**Data records for software interfaces:**
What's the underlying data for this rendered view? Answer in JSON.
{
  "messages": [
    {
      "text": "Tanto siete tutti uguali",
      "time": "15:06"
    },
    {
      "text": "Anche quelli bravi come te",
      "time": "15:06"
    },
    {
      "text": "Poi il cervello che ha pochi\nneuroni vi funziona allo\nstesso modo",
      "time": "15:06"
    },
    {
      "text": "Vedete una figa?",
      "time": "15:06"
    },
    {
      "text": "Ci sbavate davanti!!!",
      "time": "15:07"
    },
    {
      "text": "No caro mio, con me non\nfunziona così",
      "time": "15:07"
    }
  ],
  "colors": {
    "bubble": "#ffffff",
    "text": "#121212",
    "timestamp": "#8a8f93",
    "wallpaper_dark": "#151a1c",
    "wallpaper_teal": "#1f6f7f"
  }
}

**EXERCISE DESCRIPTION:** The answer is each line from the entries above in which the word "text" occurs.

**EXPECTED OUTPUT:**
      "text": "Tanto siete tutti uguali",
      "text": "Anche quelli bravi come te",
      "text": "Poi il cervello che ha pochi\nneuroni vi funziona allo\nstesso modo",
      "text": "Vedete una figa?",
      "text": "Ci sbavate davanti!!!",
      "text": "No caro mio, con me non\nfunziona così",
    "text": "#121212",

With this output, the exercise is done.